In the 7th Circuit Court of Appeals dated February 29, 2012, famed jurist Richard Posner goes cutting edge on the Fourth Amendment and comes out with a unique answer to the limits of police search of a cellphone. The short answer to the question, “Can the police search your cellphone without a warrant?” is yes, to get the phone number.

The details of the case are here but here is a snapshot: “Officers arrested Santana-Cabrera in the garage and Flores-Lopez in front of it. Officers searched Flores-Lopez and his truck, and seized three cell phones, two of which he disclaimed. At the scene, an officer searched each cell phone for its telephone number, which the government later used to subpoena each phone’s call history.”

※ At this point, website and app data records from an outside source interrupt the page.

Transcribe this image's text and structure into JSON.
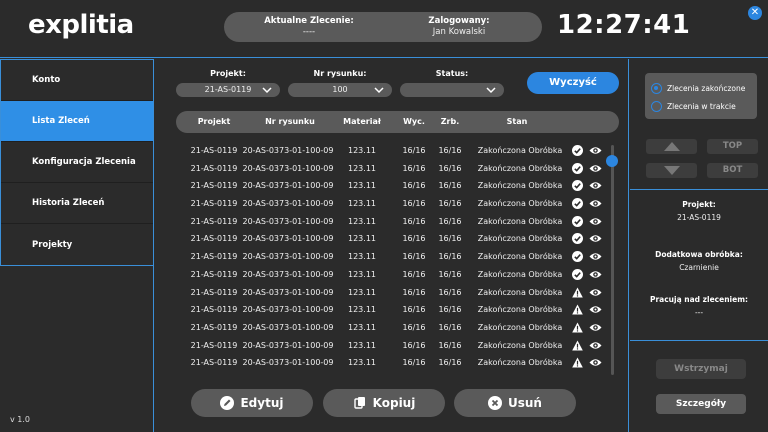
{
  "app": {
    "logo": "explitia",
    "clock": "12:27:41",
    "version": "v 1.0"
  },
  "header": {
    "order_label": "Aktualne Zlecenie:",
    "order_value": "----",
    "user_label": "Zalogowany:",
    "user_value": "Jan Kowalski"
  },
  "sidebar": {
    "items": [
      {
        "label": "Konto",
        "active": false
      },
      {
        "label": "Lista Zleceń",
        "active": true
      },
      {
        "label": "Konfiguracja Zlecenia",
        "active": false
      },
      {
        "label": "Historia Zleceń",
        "active": false
      },
      {
        "label": "Projekty",
        "active": false
      }
    ]
  },
  "filters": {
    "project_label": "Projekt:",
    "project_value": "21-AS-0119",
    "drawing_label": "Nr rysunku:",
    "drawing_value": "100",
    "status_label": "Status:",
    "status_value": "",
    "clear_label": "Wyczyść"
  },
  "table": {
    "headers": [
      "Projekt",
      "Nr rysunku",
      "Materiał",
      "Wyc.",
      "Zrb.",
      "Stan"
    ],
    "rows": [
      {
        "project": "21-AS-0119",
        "drawing": "20-AS-0373-01-100-09",
        "material": "123.11",
        "cut": "16/16",
        "done": "16/16",
        "state": "Zakończona Obróbka",
        "icon": "check"
      },
      {
        "project": "21-AS-0119",
        "drawing": "20-AS-0373-01-100-09",
        "material": "123.11",
        "cut": "16/16",
        "done": "16/16",
        "state": "Zakończona Obróbka",
        "icon": "check"
      },
      {
        "project": "21-AS-0119",
        "drawing": "20-AS-0373-01-100-09",
        "material": "123.11",
        "cut": "16/16",
        "done": "16/16",
        "state": "Zakończona Obróbka",
        "icon": "check"
      },
      {
        "project": "21-AS-0119",
        "drawing": "20-AS-0373-01-100-09",
        "material": "123.11",
        "cut": "16/16",
        "done": "16/16",
        "state": "Zakończona Obróbka",
        "icon": "check"
      },
      {
        "project": "21-AS-0119",
        "drawing": "20-AS-0373-01-100-09",
        "material": "123.11",
        "cut": "16/16",
        "done": "16/16",
        "state": "Zakończona Obróbka",
        "icon": "check"
      },
      {
        "project": "21-AS-0119",
        "drawing": "20-AS-0373-01-100-09",
        "material": "123.11",
        "cut": "16/16",
        "done": "16/16",
        "state": "Zakończona Obróbka",
        "icon": "check"
      },
      {
        "project": "21-AS-0119",
        "drawing": "20-AS-0373-01-100-09",
        "material": "123.11",
        "cut": "16/16",
        "done": "16/16",
        "state": "Zakończona Obróbka",
        "icon": "check"
      },
      {
        "project": "21-AS-0119",
        "drawing": "20-AS-0373-01-100-09",
        "material": "123.11",
        "cut": "16/16",
        "done": "16/16",
        "state": "Zakończona Obróbka",
        "icon": "check"
      },
      {
        "project": "21-AS-0119",
        "drawing": "20-AS-0373-01-100-09",
        "material": "123.11",
        "cut": "16/16",
        "done": "16/16",
        "state": "Zakończona Obróbka",
        "icon": "warning"
      },
      {
        "project": "21-AS-0119",
        "drawing": "20-AS-0373-01-100-09",
        "material": "123.11",
        "cut": "16/16",
        "done": "16/16",
        "state": "Zakończona Obróbka",
        "icon": "warning"
      },
      {
        "project": "21-AS-0119",
        "drawing": "20-AS-0373-01-100-09",
        "material": "123.11",
        "cut": "16/16",
        "done": "16/16",
        "state": "Zakończona Obróbka",
        "icon": "warning"
      },
      {
        "project": "21-AS-0119",
        "drawing": "20-AS-0373-01-100-09",
        "material": "123.11",
        "cut": "16/16",
        "done": "16/16",
        "state": "Zakończona Obróbka",
        "icon": "warning"
      },
      {
        "project": "21-AS-0119",
        "drawing": "20-AS-0373-01-100-09",
        "material": "123.11",
        "cut": "16/16",
        "done": "16/16",
        "state": "Zakończona Obróbka",
        "icon": "warning"
      }
    ]
  },
  "actions": {
    "edit_label": "Edytuj",
    "copy_label": "Kopiuj",
    "delete_label": "Usuń"
  },
  "right_panel": {
    "radio_completed": "Zlecenia zakończone",
    "radio_in_progress": "Zlecenia w trakcie",
    "selected": "completed",
    "top_label": "TOP",
    "bot_label": "BOT",
    "project_label": "Projekt:",
    "project_value": "21-AS-0119",
    "extra_label": "Dodatkowa obróbka:",
    "extra_value": "Czarnienie",
    "working_label": "Pracują nad zleceniem:",
    "working_value": "---",
    "pause_label": "Wstrzymaj",
    "details_label": "Szczegóły"
  },
  "colors": {
    "accent": "#2c86e0",
    "panel": "#5a5a5a",
    "background": "#2b2b2b"
  }
}
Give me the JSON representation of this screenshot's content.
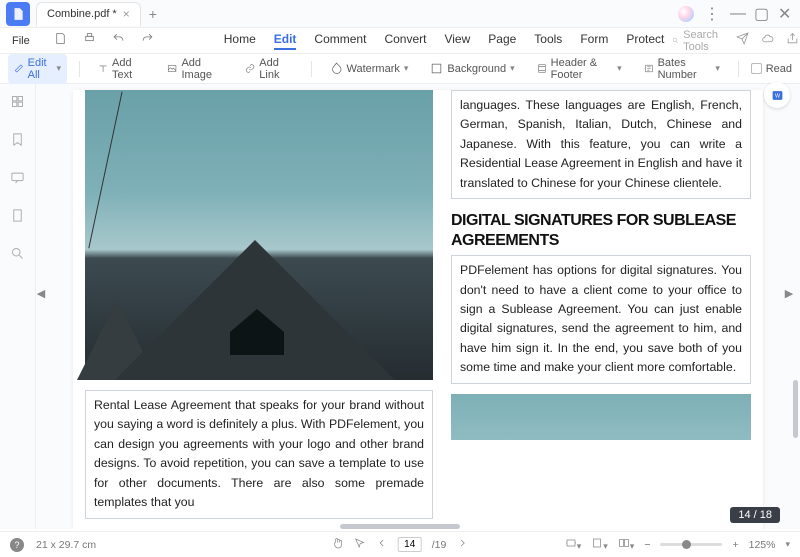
{
  "title": {
    "tab_name": "Combine.pdf *"
  },
  "file_menu": "File",
  "menu": {
    "home": "Home",
    "edit": "Edit",
    "comment": "Comment",
    "convert": "Convert",
    "view": "View",
    "page": "Page",
    "tools": "Tools",
    "form": "Form",
    "protect": "Protect",
    "search_placeholder": "Search Tools"
  },
  "toolbar": {
    "edit_all": "Edit All",
    "add_text": "Add Text",
    "add_image": "Add Image",
    "add_link": "Add Link",
    "watermark": "Watermark",
    "background": "Background",
    "header_footer": "Header & Footer",
    "bates_number": "Bates Number",
    "read": "Read"
  },
  "doc": {
    "col1_text": "Rental Lease Agreement that speaks for your brand without you saying a word is definitely a plus. With PDFelement, you can design you agreements with your logo and other brand designs. To avoid repetition, you can save a template to use for other documents. There are also some premade templates that you",
    "col2_top": "languages. These languages are English, French, German, Spanish, Italian, Dutch, Chinese and Japanese. With this feature, you can write a Residential Lease Agreement in English and have it translated to Chinese for your Chinese clientele.",
    "col2_h": "DIGITAL SIGNATURES FOR SUBLEASE AGREEMENTS",
    "col2_bot": "PDFelement has options for digital signatures. You don't need to have a client come to your office to sign a Sublease Agreement. You can just enable digital signatures, send the agreement to him, and have him sign it. In the end, you save both of you some time and make your client more comfortable."
  },
  "status": {
    "page_size": "21 x 29.7 cm",
    "cur_page": "14",
    "total_pages": "/19",
    "page_badge": "14 / 18",
    "zoom": "125%"
  }
}
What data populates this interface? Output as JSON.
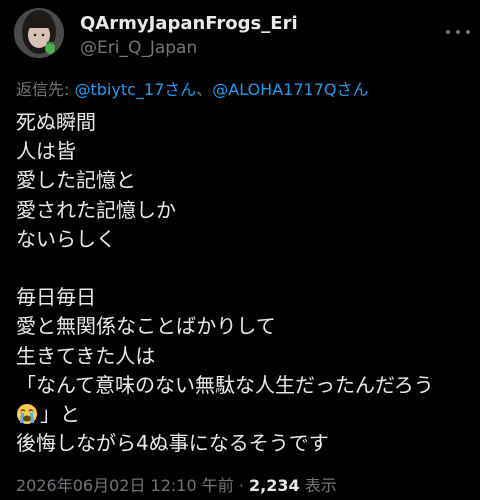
{
  "author": {
    "display_name": "QArmyJapanFrogs_Eri",
    "handle": "@Eri_Q_Japan"
  },
  "reply": {
    "prefix": "返信先: ",
    "mention_1": "@tbiytc_17さん",
    "separator": "、",
    "mention_2": "@ALOHA1717Qさん"
  },
  "body": {
    "lines": [
      "死ぬ瞬間",
      "人は皆",
      "愛した記憶と",
      "愛された記憶しか",
      "ないらしく",
      "",
      "毎日毎日",
      "愛と無関係なことばかりして",
      "生きてきた人は",
      "「なんて意味のない無駄な人生だったんだろう",
      "」と",
      "後悔しながら4ぬ事になるそうです"
    ],
    "emoji_icon": "loudly-crying-face"
  },
  "meta": {
    "timestamp": "2026年06月02日 12:10 午前",
    "separator": " · ",
    "views_count": "2,234",
    "views_label": " 表示"
  },
  "icons": {
    "more": "more-horizontal-icon",
    "avatar": "profile-avatar"
  },
  "colors": {
    "background": "#000000",
    "text": "#e7e9ea",
    "secondary": "#71767b",
    "link": "#1d9bf0"
  }
}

Read the 7th Circuit’s opinion here, but what is also interesting is that Posner goes to the cutting edge of cell phone spoofing and hacking in great detail  – even including a news article from the 25th of February on how people switch SIM cards to keep from getting tracked —  in his opinion of the 29th of February. The article appeared in GAWKER (the infamous Internet site whose motto is “Today’s Gossip Is Tomorrow’s News.) The author Adrian Chen is also well-known for breaking news stories in the tech industry including his receipt and reporting of the infamous “lost” iPhone prototype.

As a Seattle criminal defense lawyer with expertise in federal drug cases and other major felonies, John Crowley stays abreast of changes in the law and trends in criminal law jurisprudence to help defend his clients accused of serious crimes to the fullest extent.